Poker Night At The Inventory Is A Wasted Bet
By Gwendolyn L. Spelvin
Poker games tend to be a dime a dozen on the PC platform. No matter what branch of the genre players like, every possible variation is available in every conceivable option possible. Whether a player engages this betting pastime on a dedicated gaming site or from a title that allows for single play against a computer, there is nothing left to the imagination when it comes to this card genre.
The Poker Night At The Inventory series by Telltale Games attempts to recreate the poker wheel as if it is already broke. Their efforts merge popular franchise characters in crossover efforts that gives the illusion of a boys and girls night out over shit talking and bluffing in a semi-serious Texas Hold Em’ tournament. From an anthropomorphic perspective it does what it is supposed to do, and follows all of the rules.
However, it is a cheap cheesy licensing affair with severe problems.

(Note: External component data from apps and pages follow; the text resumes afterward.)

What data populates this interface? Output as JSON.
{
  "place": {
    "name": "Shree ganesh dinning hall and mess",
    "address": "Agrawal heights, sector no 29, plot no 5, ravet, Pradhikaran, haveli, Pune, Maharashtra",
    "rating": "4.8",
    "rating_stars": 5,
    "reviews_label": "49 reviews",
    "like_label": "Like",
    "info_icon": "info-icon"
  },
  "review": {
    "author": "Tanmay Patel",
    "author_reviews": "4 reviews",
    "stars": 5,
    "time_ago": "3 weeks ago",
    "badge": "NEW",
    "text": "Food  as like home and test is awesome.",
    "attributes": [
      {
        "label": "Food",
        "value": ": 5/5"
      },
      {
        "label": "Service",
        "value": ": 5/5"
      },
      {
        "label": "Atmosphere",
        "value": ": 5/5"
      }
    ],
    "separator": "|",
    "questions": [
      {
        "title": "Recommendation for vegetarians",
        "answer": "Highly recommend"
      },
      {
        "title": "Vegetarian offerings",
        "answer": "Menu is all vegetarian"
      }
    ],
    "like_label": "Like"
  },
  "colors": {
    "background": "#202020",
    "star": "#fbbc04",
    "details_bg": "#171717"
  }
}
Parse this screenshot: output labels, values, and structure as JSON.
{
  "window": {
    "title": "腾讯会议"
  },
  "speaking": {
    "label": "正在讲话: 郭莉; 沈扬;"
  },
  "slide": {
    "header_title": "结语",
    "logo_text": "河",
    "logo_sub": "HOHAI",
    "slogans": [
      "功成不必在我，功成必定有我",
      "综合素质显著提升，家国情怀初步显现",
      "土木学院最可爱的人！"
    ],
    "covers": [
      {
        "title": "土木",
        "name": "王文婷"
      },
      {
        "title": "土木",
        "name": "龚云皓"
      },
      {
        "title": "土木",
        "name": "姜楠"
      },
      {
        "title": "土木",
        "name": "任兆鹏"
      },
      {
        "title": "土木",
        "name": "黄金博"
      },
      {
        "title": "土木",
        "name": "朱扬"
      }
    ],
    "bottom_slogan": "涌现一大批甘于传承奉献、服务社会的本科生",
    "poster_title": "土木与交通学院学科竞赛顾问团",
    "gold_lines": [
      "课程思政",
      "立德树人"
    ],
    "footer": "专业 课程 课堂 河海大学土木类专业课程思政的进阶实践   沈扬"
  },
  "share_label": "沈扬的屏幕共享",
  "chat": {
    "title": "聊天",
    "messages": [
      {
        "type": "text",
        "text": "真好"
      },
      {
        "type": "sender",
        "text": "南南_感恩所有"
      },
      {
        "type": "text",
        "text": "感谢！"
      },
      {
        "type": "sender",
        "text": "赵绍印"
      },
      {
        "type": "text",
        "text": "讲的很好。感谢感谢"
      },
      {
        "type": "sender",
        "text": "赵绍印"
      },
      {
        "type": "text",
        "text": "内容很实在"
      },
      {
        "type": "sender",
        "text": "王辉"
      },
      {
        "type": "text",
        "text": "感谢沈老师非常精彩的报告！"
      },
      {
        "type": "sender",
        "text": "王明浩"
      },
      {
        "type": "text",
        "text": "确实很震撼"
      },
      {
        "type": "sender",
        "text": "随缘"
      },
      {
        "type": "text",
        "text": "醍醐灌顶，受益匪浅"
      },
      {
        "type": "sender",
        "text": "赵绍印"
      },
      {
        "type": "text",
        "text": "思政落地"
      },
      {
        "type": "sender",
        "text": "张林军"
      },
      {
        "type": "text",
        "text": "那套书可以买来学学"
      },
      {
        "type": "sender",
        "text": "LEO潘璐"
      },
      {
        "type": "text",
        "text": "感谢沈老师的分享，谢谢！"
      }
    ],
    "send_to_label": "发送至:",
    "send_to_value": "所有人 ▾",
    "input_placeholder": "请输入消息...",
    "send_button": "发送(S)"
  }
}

Telltale Games has put little insight or effort in ensuring this crop of licensed characters get the all-star treatment shared by its Lego titles. For an entity that has done quite a few dialogue speaking games, Poker Night At The Inventory sounds about as cohesive as Mushmouth from Fat Albert.
Using the original voice actors for dialogue instead of a cut, copy, and paste job is great. However, there isn’t enough dialogue to go around without recycling phrases every two minutes. In fact, table conversation among the characters becomes so irritably repetitive that it actually spoils the point and fun of playing cards.

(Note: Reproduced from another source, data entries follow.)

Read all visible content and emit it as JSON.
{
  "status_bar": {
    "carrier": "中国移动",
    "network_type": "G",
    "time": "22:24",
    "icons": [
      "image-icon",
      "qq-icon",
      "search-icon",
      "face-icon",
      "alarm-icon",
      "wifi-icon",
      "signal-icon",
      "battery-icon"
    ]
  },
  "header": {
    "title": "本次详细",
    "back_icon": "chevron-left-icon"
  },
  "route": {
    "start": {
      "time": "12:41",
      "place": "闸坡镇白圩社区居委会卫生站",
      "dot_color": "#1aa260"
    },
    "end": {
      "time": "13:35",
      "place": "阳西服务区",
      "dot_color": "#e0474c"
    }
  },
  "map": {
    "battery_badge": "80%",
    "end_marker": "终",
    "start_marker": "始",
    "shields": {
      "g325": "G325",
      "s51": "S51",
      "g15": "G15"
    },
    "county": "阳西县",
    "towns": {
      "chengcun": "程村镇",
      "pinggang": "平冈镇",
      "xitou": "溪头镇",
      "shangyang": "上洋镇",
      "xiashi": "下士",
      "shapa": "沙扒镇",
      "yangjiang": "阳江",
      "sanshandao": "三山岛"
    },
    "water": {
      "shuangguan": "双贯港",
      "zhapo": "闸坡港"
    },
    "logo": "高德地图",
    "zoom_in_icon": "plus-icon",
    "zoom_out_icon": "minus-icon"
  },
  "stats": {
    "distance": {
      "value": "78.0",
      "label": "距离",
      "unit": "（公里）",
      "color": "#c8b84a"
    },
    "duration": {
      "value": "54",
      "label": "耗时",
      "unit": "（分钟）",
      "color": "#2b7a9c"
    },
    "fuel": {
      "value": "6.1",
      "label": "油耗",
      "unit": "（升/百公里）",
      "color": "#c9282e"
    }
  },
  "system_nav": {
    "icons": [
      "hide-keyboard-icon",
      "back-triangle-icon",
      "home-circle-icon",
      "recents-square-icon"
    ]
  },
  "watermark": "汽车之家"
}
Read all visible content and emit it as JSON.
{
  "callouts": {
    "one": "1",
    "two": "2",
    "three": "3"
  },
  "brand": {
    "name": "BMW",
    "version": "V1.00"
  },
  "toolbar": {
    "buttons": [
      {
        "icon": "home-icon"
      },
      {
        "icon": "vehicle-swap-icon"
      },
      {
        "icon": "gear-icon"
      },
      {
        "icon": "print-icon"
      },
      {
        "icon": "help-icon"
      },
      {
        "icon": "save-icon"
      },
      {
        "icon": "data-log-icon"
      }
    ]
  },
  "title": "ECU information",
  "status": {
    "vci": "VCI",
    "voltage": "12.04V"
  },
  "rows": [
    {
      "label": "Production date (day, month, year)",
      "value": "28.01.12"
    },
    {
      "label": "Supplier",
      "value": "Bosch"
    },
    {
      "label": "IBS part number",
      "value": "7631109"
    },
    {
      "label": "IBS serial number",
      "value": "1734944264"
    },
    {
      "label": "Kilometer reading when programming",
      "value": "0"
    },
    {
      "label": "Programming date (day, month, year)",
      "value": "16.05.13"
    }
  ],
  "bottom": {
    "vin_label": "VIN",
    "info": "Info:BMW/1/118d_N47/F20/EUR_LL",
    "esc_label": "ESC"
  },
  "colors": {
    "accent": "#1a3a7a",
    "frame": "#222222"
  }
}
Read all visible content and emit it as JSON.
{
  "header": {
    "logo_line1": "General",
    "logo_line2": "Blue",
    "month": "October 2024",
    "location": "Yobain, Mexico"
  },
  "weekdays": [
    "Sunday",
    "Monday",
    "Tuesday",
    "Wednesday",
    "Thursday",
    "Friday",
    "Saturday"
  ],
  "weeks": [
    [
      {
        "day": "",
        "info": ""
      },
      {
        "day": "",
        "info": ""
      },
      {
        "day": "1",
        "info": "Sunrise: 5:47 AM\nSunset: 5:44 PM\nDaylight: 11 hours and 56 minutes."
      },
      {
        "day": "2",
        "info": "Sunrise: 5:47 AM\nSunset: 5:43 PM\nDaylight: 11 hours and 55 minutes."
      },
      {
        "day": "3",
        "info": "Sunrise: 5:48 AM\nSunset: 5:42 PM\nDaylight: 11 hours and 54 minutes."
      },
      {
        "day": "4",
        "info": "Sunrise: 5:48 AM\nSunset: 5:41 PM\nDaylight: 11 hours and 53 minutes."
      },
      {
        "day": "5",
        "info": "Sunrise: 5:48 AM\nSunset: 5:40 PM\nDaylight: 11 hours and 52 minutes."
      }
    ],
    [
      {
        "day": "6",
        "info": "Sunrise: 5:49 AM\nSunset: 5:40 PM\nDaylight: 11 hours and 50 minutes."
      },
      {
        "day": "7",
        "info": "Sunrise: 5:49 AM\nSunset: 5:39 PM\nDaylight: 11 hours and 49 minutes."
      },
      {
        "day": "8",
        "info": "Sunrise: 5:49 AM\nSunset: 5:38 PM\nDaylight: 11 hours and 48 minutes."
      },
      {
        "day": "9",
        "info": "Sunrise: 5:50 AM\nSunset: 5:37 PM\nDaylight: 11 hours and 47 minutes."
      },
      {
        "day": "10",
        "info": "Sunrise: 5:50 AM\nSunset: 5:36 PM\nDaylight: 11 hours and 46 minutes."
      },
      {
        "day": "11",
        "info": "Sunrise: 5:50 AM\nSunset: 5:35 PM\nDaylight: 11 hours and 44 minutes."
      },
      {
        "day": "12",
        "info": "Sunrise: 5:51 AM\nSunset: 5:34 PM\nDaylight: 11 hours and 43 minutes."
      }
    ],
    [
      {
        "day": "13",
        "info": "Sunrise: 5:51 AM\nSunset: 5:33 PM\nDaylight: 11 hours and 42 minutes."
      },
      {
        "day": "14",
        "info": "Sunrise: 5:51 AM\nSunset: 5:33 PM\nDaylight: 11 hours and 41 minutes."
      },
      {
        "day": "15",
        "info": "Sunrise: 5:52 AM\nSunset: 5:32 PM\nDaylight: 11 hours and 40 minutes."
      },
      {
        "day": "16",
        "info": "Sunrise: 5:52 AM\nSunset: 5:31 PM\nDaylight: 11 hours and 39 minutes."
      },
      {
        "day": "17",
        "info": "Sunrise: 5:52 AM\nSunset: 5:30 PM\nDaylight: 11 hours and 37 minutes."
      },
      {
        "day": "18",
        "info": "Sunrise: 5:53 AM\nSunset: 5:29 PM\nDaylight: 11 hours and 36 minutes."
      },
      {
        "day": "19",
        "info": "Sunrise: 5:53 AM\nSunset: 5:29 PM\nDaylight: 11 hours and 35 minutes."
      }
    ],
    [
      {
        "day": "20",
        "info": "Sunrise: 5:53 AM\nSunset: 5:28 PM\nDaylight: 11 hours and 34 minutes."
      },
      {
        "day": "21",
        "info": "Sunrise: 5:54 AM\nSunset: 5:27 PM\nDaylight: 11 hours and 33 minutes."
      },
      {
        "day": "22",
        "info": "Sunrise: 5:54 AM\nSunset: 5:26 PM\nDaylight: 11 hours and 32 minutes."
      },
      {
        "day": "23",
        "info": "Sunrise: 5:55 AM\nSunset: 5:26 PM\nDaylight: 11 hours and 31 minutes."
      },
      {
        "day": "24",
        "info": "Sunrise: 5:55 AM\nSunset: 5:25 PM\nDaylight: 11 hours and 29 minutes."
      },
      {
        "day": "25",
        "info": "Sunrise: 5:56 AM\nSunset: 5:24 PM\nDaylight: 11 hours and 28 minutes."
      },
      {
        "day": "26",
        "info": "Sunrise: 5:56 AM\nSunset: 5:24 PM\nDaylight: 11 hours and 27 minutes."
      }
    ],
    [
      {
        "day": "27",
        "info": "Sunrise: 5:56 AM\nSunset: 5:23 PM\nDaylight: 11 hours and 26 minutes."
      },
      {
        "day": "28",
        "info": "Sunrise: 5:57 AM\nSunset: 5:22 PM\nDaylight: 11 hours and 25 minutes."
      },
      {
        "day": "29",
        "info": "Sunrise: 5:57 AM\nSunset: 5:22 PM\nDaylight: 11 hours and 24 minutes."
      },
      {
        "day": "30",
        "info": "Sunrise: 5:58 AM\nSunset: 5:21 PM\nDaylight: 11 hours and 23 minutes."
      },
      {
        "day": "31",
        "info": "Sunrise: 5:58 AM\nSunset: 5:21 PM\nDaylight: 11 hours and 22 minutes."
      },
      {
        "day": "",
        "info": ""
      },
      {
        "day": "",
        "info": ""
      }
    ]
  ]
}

Another point of contempt about the voice acting is the obvious lack of verbal personality that fails to translates into the way opponents play against you. Yes, the repetitive dialogue is very reminiscent of the properties your opponents are featured in yet are lost on translation in body movement, engagement, and any other interaction with each hand. Cut scenes also suffer from the same fate.
Plus, there are more bugs in this series than what you would find at a roach family reunion.
Lags are the craft brews sitting on the poker table downstairs at the inventory. Not even the very best gaming rig or the warp drive on the SS Enterprise could be enough to stop the slow spectacular lags that randomly pop up. But at least there is a nice Team Fortress 2 asset to stare at waiting on the speed to return to normal.
The computer tends to cheat in all of the entries; poor programming fails to allow the computer to identify, rank, and award hands appropriately. You could have a full house and your opponent two pair, and the opponent may win. If the player is winning the game will simply crash when there are two or less competitors at the table. There will be characters seated at the table, without the interface to bet on cards. Saving is impossible at that point, and players will have to restart and work their way back to their previous levels from scratch.
Betting is an absolute joke. More often than not, players will have to overbid and force folds, as the opponents act as if they are cheap and can’t afford to bet. Due to this, it is not uncommon to see five to fifteen straight folded hands by everyone seated against you. The lack of a proficient AI voids any hope of calculating odds appropriately.
Essentially, the opponents at the table fail to play cards in a manner that would suggest odds would be calculated and/or that a strong hand held by players will effectively win the pot after blundering rivers. That creates an idiot effect against your players, making competitive play boiled down to random happenstance than pure skill.
The end result is a strictly satirical poker extravaganza that caters more to the character dialogue and bantering with one another rather than the actual task at hand. Degrees of skill are null and void and place everyone, including the most expert of players, at novice level. Poker Night At The Inventory is not a serious game like World Series Of Poker or any other contemporary peer entry.
The only option available to indulge the nuances of each hand is to defensively bet and engage the boredom for a limited amount of time and watch the animated sequences and repetitive actions, before moving on. Treat it as a short animation and the frustration level will dissolve in each hand.
In the end of this poker debacle, Telltale Games leaves a non-competitive, non-serious poker soiree that is more interested in selling and promoting the licensed properties than the bets on the table. And that is great for those that have been waiting to see the likes of Brock Samson show up in a video game. However, when Brock is merely a shell of himself that you would see on Venture Bros. and lacks any pertinent cut scene that would entice curiosity for a night out at the inventory, it is a wasted effort.
I have no sympathy for Telltale Games for this drivel. Sometimes you have to know when to go, and know when to fold. The Poker Night At The Inventory series is nothing more than a profitable big bluff for the developers with little payout for the players.
Just walk away from the table.